In this book, the problem of literary character is investigated in a series of detailed analyses of short stories by I.S.Turgenev:
Bezhin Lea, Mumu, A Journey into Polesé, The Dog and
Punin and Baburin. Up until roughly the 1920's (in Russia: before Formalism), the approach to character in literary criticism was based on the implicit assumption that literary character somehow reflected characters in real life, who were thought to have a fixed inner essence (psychological and/or ideological). In post-formalist, structuralist studies, on the other hand, character as it were dissolved into the textual fabric of the work. In this book, the basic viewpoint of structuralist theory of character, namely its exclusively textual nature, is retained. But in that case, how is the structure of character in texts of the pre-modernist era to be described, in which the belief in the existence of an inner essence in actual as well as in fictional characters had hardly yet been shaken? In order to tackle this problem, the author turns to Roman Jakobson's idea, taken up and developed by W.Schmid and A.Hansen-Löve, that the meaning of a work of literature is generated by the interaction of paradigmatic and syntagmatic mechanisms. The image of character in Turgenev's stories is the result of devices characteristic of narrative as well as of verbal art. It is partly created with the help of leitmotivs that form sequences of equivalences, and of intertextual references. Thus (social) representation is supplemented by lyrical and philosophical overtones. Comparable observations have been made by V.M.Markovic (1982) on Turgenev's novels, as well as on those by Puškin, Gogol' and Lermontov. For the assessment of intra- and intertextual equivalences it has been found of great importance to pay more attention than is usually done to folkloric connotations of details in Turgenev's fictional world. Thus new layers of meaning can be uncovered in stories that have been considered well-studied; and a first-ever interpretation is given of
The Dog, a story traditionally regarded as incomprehensible.

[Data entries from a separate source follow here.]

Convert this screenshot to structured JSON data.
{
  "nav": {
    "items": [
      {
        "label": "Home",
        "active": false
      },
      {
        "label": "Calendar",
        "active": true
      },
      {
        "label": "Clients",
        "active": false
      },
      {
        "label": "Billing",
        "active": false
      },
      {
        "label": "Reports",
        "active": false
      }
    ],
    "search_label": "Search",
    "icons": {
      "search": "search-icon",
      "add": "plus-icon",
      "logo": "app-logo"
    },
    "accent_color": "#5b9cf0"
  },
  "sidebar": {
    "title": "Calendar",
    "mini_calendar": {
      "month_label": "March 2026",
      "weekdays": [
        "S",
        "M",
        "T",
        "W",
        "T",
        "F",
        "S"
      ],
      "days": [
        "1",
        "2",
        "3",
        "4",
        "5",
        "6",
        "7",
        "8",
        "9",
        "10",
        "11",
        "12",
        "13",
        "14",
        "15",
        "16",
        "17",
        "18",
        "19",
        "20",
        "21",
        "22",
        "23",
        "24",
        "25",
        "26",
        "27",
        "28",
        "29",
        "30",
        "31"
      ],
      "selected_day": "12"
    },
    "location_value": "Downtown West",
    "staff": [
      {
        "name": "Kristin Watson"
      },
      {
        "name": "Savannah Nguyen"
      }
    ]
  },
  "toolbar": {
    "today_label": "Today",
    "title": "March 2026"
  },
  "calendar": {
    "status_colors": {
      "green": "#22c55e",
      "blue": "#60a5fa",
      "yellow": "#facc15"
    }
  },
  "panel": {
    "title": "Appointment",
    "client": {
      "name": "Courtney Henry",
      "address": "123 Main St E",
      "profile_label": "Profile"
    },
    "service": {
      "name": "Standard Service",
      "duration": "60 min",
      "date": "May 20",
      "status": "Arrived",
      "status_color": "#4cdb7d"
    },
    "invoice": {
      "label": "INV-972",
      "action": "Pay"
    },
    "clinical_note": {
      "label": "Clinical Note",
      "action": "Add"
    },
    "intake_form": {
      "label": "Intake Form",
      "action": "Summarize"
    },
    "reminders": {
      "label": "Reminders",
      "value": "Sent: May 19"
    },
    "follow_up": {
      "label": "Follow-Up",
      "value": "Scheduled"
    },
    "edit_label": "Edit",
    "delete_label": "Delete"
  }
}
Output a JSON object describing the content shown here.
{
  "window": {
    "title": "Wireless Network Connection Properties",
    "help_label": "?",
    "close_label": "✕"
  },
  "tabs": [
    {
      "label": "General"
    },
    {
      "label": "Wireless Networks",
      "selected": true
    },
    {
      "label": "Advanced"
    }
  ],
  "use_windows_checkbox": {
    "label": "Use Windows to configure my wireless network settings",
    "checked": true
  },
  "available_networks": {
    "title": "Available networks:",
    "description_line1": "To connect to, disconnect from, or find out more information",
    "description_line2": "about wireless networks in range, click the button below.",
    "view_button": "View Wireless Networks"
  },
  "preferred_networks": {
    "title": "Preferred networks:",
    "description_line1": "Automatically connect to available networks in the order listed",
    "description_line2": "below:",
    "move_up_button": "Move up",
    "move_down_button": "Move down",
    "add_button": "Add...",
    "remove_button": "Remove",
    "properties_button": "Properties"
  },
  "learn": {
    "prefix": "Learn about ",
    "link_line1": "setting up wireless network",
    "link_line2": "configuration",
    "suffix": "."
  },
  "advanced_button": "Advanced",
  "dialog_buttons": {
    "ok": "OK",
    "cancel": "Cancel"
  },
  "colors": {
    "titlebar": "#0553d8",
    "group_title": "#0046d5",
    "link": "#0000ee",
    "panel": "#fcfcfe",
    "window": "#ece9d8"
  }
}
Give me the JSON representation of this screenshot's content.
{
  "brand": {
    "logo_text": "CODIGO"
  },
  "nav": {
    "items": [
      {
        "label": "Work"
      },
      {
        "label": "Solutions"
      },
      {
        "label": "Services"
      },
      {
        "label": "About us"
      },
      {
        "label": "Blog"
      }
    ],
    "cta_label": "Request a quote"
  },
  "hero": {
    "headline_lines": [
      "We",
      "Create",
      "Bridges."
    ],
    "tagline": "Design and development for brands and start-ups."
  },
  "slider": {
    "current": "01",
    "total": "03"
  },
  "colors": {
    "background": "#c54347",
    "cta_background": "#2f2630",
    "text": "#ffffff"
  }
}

Preface. Introduction. CHAPTER 1. Some general considerations on literary character. 1.0 Preliminaries. 1.1 Some reasons for discontent. 1.2 The Formalist contribution. 1.3 The actantial approach. 1.4 Further structuralist approaches. 1.5 The semiotic dilemma. 1.6 'Verbal art' and 'narrative art'. 1.7 Levels of the narrative text. 1.8 Thematical qualities of characters at the level of story. 1.9 Properties of non-actual individuals. 1.10 Identifying a personality model. CHAPTER 2. Literary character in Turgenev's prose. 2.1 Some problems of Turgenev's prose. 2.2 State or understate? 2.3 Narrator and character. 2.4 Individual existence and the problem of meaning. 2.4.1 Hamlet and Don Quixote. 2.5 Novels and stories. 2.6 The paradigmatic image of character. 2.6.1 Invariant event structure. 2.6.2 The transgression scheme in Turgenev's short prose. 2.7 The cultural context. CHAPTER 3. Notes of a Hunter. 3.1 Oppositions. 3.2 Contrast. 3.3 Hunting. 3.4 Ambiguity of the hunter figure. CHAPTER 4. Be_in Meadow. 4.1 Indirect characterization of the I-narrator. 4.2 Direct and indirect characterization of the boys. 4.3 Characterization as the result of thematic equivalences. CHAPTER 5. Mumu. 5.1 The theme. 5.2 Thematic and formal equivalences. 5.3 Intertextual equivalences. 5.3.1 Vasilij Buslaev. 5.3.2 St. Christopher. 5.4 Conclusion. CHAPTER 6. A Journey into Poles'e. 6.1 A journey into Nature. 6.2 The motif of silence. 6.3 The forest as 'anti-space'. 6.4 Efrem. 6.5 Egor. 6.6 The opposites converge. CHAPTER 7. The Dog. 7.1 Generic context. Style. 7.2 Thematic equivalences: the dogs. 7.3 The theme of sight. 7.4 Miracle-tale structure. 7.5
Cherchez la femme! 7.6 Redeeming dog and Aleksander Herzen. CHAPTER 8. Punin and Baburin. 8.1 Introduction. 8.2 Narrative perspective. 8.3 Characterization on the level of story. 8.3.1 Baburin. 8.3.2 Punin. 8.3.3 Petr Petrovi??c??. 8.3.4 Muza Pavlovna. 8.4 Literary motifs. 8.5 The motif of the garden. 8.6 Baburin's name and outward appearance. 8.7 Conclusion. Conclusions. Fährtensuche. Nachwort. Von Rainer Grübel. References.